* [Required action]: Repeat, word for word, every line from the line holding "What data populates" through the final line of the entries below. Skip all pictures.

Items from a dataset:
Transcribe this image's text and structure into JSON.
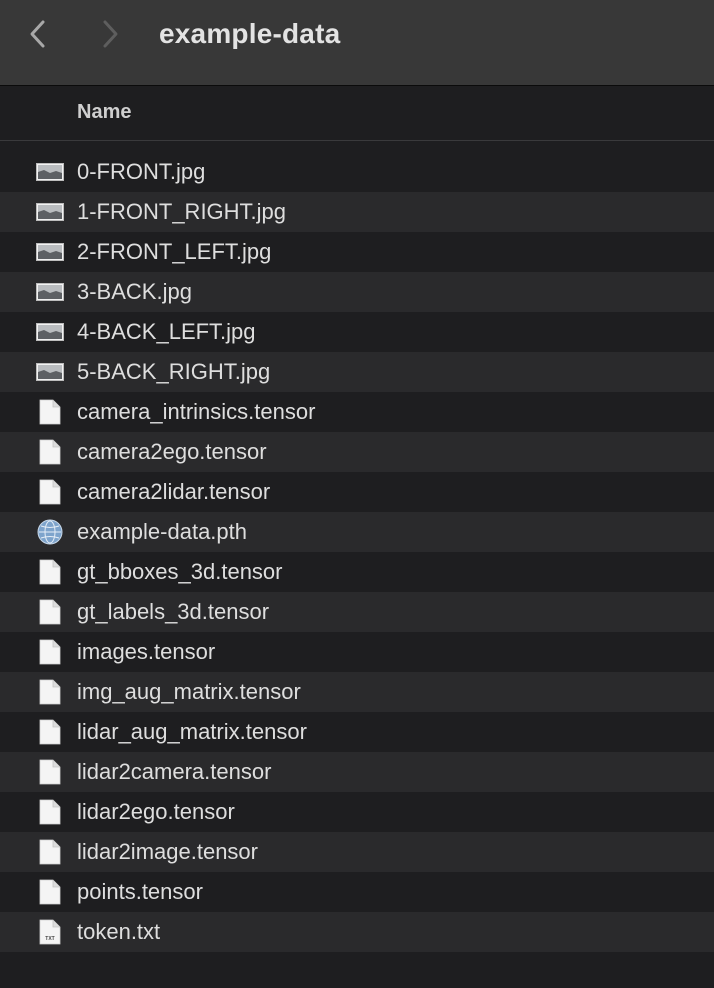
{
  "window": {
    "title": "example-data"
  },
  "toolbar": {
    "back_icon": "chevron-left-icon",
    "forward_icon": "chevron-right-icon"
  },
  "list_header": {
    "name_label": "Name"
  },
  "files": [
    {
      "name": "0-FRONT.jpg",
      "icon": "image-thumbnail-icon"
    },
    {
      "name": "1-FRONT_RIGHT.jpg",
      "icon": "image-thumbnail-icon"
    },
    {
      "name": "2-FRONT_LEFT.jpg",
      "icon": "image-thumbnail-icon"
    },
    {
      "name": "3-BACK.jpg",
      "icon": "image-thumbnail-icon"
    },
    {
      "name": "4-BACK_LEFT.jpg",
      "icon": "image-thumbnail-icon"
    },
    {
      "name": "5-BACK_RIGHT.jpg",
      "icon": "image-thumbnail-icon"
    },
    {
      "name": "camera_intrinsics.tensor",
      "icon": "document-icon"
    },
    {
      "name": "camera2ego.tensor",
      "icon": "document-icon"
    },
    {
      "name": "camera2lidar.tensor",
      "icon": "document-icon"
    },
    {
      "name": "example-data.pth",
      "icon": "globe-icon"
    },
    {
      "name": "gt_bboxes_3d.tensor",
      "icon": "document-icon"
    },
    {
      "name": "gt_labels_3d.tensor",
      "icon": "document-icon"
    },
    {
      "name": "images.tensor",
      "icon": "document-icon"
    },
    {
      "name": "img_aug_matrix.tensor",
      "icon": "document-icon"
    },
    {
      "name": "lidar_aug_matrix.tensor",
      "icon": "document-icon"
    },
    {
      "name": "lidar2camera.tensor",
      "icon": "document-icon"
    },
    {
      "name": "lidar2ego.tensor",
      "icon": "document-icon"
    },
    {
      "name": "lidar2image.tensor",
      "icon": "document-icon"
    },
    {
      "name": "points.tensor",
      "icon": "document-icon"
    },
    {
      "name": "token.txt",
      "icon": "text-file-icon",
      "icon_text": "TXT"
    }
  ],
  "colors": {
    "toolbar_bg": "#383838",
    "list_bg": "#1e1e20",
    "alt_row_bg": "#2a2a2c",
    "text": "#dedede"
  }
}
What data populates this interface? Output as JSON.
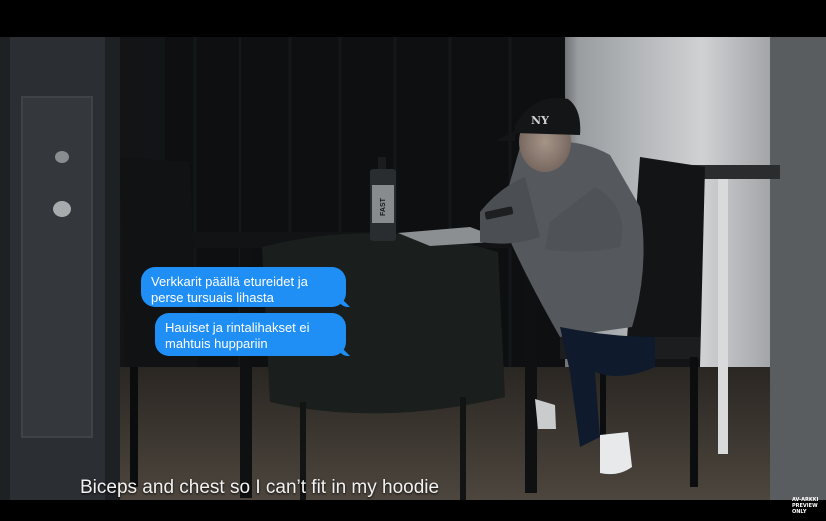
{
  "video": {
    "message_bubbles": [
      {
        "text": "Verkkarit päällä etureidet ja\nperse tursuais lihasta"
      },
      {
        "text": "Hauiset ja rintalihakset ei\nmahtuis huppariin"
      }
    ],
    "subtitle": "Biceps and chest so I can’t fit in my hoodie",
    "watermark": "AV-ARKKI PREVIEW ONLY",
    "cap_logo_text": "NY",
    "bottle_label": "FAST"
  },
  "colors": {
    "bubble_blue": "#1f8ef5",
    "letterbox": "#000000",
    "hoodie": "#5a5d61",
    "room_shadow": "#0f1113",
    "wall_light": "#d8dadc"
  }
}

* [Task solution]:
What data populates this interface? Output as JSON.
{
  "video": {
    "message_bubbles": [
      {
        "text": "Verkkarit päällä etureidet ja\nperse tursuais lihasta"
      },
      {
        "text": "Hauiset ja rintalihakset ei\nmahtuis huppariin"
      }
    ],
    "subtitle": "Biceps and chest so I can’t fit in my hoodie",
    "watermark": "AV-ARKKI PREVIEW ONLY",
    "cap_logo_text": "NY",
    "bottle_label": "FAST"
  },
  "colors": {
    "bubble_blue": "#1f8ef5",
    "letterbox": "#000000",
    "hoodie": "#5a5d61",
    "room_shadow": "#0f1113",
    "wall_light": "#d8dadc"
  }
}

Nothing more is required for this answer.